** Opening Exercise data block **

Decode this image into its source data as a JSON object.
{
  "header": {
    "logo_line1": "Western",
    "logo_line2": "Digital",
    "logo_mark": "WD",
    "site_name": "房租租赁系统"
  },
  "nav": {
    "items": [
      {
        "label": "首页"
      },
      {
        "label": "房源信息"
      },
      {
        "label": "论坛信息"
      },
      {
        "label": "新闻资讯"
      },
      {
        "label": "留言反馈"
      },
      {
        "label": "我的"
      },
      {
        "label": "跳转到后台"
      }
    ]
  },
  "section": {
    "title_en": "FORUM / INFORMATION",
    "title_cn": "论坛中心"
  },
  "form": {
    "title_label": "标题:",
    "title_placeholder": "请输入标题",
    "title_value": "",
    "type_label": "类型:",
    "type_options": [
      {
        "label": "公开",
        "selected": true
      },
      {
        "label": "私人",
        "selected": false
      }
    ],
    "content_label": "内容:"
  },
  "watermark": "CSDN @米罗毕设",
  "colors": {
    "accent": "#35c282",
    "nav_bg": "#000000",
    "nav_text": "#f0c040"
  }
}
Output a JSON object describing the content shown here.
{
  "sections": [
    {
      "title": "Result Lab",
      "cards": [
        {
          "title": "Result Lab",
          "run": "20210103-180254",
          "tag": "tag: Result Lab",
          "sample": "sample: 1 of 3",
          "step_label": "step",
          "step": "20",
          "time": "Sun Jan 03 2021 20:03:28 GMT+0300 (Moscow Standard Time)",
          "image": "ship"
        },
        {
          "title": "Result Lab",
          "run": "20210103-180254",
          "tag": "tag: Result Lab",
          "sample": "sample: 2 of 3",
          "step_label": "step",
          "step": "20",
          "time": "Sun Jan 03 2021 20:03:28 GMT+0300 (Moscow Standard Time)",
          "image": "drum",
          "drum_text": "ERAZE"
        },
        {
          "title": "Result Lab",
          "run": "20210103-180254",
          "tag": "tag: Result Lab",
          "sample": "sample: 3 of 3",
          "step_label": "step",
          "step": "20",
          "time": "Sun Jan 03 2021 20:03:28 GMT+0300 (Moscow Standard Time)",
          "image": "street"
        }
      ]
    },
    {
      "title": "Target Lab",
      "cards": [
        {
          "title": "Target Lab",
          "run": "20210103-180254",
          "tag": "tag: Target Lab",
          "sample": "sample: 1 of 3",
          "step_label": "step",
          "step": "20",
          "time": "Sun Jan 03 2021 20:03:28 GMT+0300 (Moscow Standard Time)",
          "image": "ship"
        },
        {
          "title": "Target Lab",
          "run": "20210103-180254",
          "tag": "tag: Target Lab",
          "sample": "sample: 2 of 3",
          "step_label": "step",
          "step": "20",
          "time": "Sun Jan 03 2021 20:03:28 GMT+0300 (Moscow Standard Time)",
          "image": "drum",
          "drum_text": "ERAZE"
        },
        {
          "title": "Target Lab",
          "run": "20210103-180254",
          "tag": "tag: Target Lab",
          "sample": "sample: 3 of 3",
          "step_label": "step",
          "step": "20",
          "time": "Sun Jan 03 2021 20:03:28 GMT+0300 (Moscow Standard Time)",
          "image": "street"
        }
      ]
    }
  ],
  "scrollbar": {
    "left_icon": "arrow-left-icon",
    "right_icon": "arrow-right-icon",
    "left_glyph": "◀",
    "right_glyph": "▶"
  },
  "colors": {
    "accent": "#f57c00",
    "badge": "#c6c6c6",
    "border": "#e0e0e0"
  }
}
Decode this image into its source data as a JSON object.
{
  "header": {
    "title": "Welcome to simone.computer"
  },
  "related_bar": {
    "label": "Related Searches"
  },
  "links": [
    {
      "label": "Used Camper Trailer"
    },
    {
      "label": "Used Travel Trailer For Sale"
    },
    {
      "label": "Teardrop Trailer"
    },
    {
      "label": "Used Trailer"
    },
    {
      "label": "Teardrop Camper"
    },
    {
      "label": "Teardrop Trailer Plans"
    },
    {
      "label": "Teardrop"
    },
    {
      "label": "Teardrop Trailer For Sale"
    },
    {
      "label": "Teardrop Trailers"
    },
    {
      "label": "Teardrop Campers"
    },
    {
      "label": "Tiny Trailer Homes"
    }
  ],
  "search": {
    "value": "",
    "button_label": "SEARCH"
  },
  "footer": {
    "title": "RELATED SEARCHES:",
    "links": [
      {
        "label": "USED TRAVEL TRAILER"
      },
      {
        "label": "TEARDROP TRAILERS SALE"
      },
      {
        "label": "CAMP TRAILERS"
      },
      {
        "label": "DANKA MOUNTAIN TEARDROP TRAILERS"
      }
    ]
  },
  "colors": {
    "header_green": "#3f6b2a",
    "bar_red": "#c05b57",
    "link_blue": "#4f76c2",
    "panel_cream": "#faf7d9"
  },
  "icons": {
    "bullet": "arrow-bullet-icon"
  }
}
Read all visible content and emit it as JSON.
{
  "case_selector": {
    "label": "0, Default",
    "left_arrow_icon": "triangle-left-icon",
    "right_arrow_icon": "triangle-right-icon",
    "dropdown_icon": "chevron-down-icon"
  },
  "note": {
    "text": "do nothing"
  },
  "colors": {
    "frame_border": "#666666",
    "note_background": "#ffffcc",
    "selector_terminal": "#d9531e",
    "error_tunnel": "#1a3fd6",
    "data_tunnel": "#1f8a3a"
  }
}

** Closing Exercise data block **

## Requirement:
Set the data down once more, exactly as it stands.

## Solution for this exercise:
Decode this image into its source data as a JSON object.
{
  "header": {
    "logo_line1": "Western",
    "logo_line2": "Digital",
    "logo_mark": "WD",
    "site_name": "房租租赁系统"
  },
  "nav": {
    "items": [
      {
        "label": "首页"
      },
      {
        "label": "房源信息"
      },
      {
        "label": "论坛信息"
      },
      {
        "label": "新闻资讯"
      },
      {
        "label": "留言反馈"
      },
      {
        "label": "我的"
      },
      {
        "label": "跳转到后台"
      }
    ]
  },
  "section": {
    "title_en": "FORUM / INFORMATION",
    "title_cn": "论坛中心"
  },
  "form": {
    "title_label": "标题:",
    "title_placeholder": "请输入标题",
    "title_value": "",
    "type_label": "类型:",
    "type_options": [
      {
        "label": "公开",
        "selected": true
      },
      {
        "label": "私人",
        "selected": false
      }
    ],
    "content_label": "内容:"
  },
  "watermark": "CSDN @米罗毕设",
  "colors": {
    "accent": "#35c282",
    "nav_bg": "#000000",
    "nav_text": "#f0c040"
  }
}
Output a JSON object describing the content shown here.
{
  "sections": [
    {
      "title": "Result Lab",
      "cards": [
        {
          "title": "Result Lab",
          "run": "20210103-180254",
          "tag": "tag: Result Lab",
          "sample": "sample: 1 of 3",
          "step_label": "step",
          "step": "20",
          "time": "Sun Jan 03 2021 20:03:28 GMT+0300 (Moscow Standard Time)",
          "image": "ship"
        },
        {
          "title": "Result Lab",
          "run": "20210103-180254",
          "tag": "tag: Result Lab",
          "sample": "sample: 2 of 3",
          "step_label": "step",
          "step": "20",
          "time": "Sun Jan 03 2021 20:03:28 GMT+0300 (Moscow Standard Time)",
          "image": "drum",
          "drum_text": "ERAZE"
        },
        {
          "title": "Result Lab",
          "run": "20210103-180254",
          "tag": "tag: Result Lab",
          "sample": "sample: 3 of 3",
          "step_label": "step",
          "step": "20",
          "time": "Sun Jan 03 2021 20:03:28 GMT+0300 (Moscow Standard Time)",
          "image": "street"
        }
      ]
    },
    {
      "title": "Target Lab",
      "cards": [
        {
          "title": "Target Lab",
          "run": "20210103-180254",
          "tag": "tag: Target Lab",
          "sample": "sample: 1 of 3",
          "step_label": "step",
          "step": "20",
          "time": "Sun Jan 03 2021 20:03:28 GMT+0300 (Moscow Standard Time)",
          "image": "ship"
        },
        {
          "title": "Target Lab",
          "run": "20210103-180254",
          "tag": "tag: Target Lab",
          "sample": "sample: 2 of 3",
          "step_label": "step",
          "step": "20",
          "time": "Sun Jan 03 2021 20:03:28 GMT+0300 (Moscow Standard Time)",
          "image": "drum",
          "drum_text": "ERAZE"
        },
        {
          "title": "Target Lab",
          "run": "20210103-180254",
          "tag": "tag: Target Lab",
          "sample": "sample: 3 of 3",
          "step_label": "step",
          "step": "20",
          "time": "Sun Jan 03 2021 20:03:28 GMT+0300 (Moscow Standard Time)",
          "image": "street"
        }
      ]
    }
  ],
  "scrollbar": {
    "left_icon": "arrow-left-icon",
    "right_icon": "arrow-right-icon",
    "left_glyph": "◀",
    "right_glyph": "▶"
  },
  "colors": {
    "accent": "#f57c00",
    "badge": "#c6c6c6",
    "border": "#e0e0e0"
  }
}
Decode this image into its source data as a JSON object.
{
  "header": {
    "title": "Welcome to simone.computer"
  },
  "related_bar": {
    "label": "Related Searches"
  },
  "links": [
    {
      "label": "Used Camper Trailer"
    },
    {
      "label": "Used Travel Trailer For Sale"
    },
    {
      "label": "Teardrop Trailer"
    },
    {
      "label": "Used Trailer"
    },
    {
      "label": "Teardrop Camper"
    },
    {
      "label": "Teardrop Trailer Plans"
    },
    {
      "label": "Teardrop"
    },
    {
      "label": "Teardrop Trailer For Sale"
    },
    {
      "label": "Teardrop Trailers"
    },
    {
      "label": "Teardrop Campers"
    },
    {
      "label": "Tiny Trailer Homes"
    }
  ],
  "search": {
    "value": "",
    "button_label": "SEARCH"
  },
  "footer": {
    "title": "RELATED SEARCHES:",
    "links": [
      {
        "label": "USED TRAVEL TRAILER"
      },
      {
        "label": "TEARDROP TRAILERS SALE"
      },
      {
        "label": "CAMP TRAILERS"
      },
      {
        "label": "DANKA MOUNTAIN TEARDROP TRAILERS"
      }
    ]
  },
  "colors": {
    "header_green": "#3f6b2a",
    "bar_red": "#c05b57",
    "link_blue": "#4f76c2",
    "panel_cream": "#faf7d9"
  },
  "icons": {
    "bullet": "arrow-bullet-icon"
  }
}
Read all visible content and emit it as JSON.
{
  "case_selector": {
    "label": "0, Default",
    "left_arrow_icon": "triangle-left-icon",
    "right_arrow_icon": "triangle-right-icon",
    "dropdown_icon": "chevron-down-icon"
  },
  "note": {
    "text": "do nothing"
  },
  "colors": {
    "frame_border": "#666666",
    "note_background": "#ffffcc",
    "selector_terminal": "#d9531e",
    "error_tunnel": "#1a3fd6",
    "data_tunnel": "#1f8a3a"
  }
}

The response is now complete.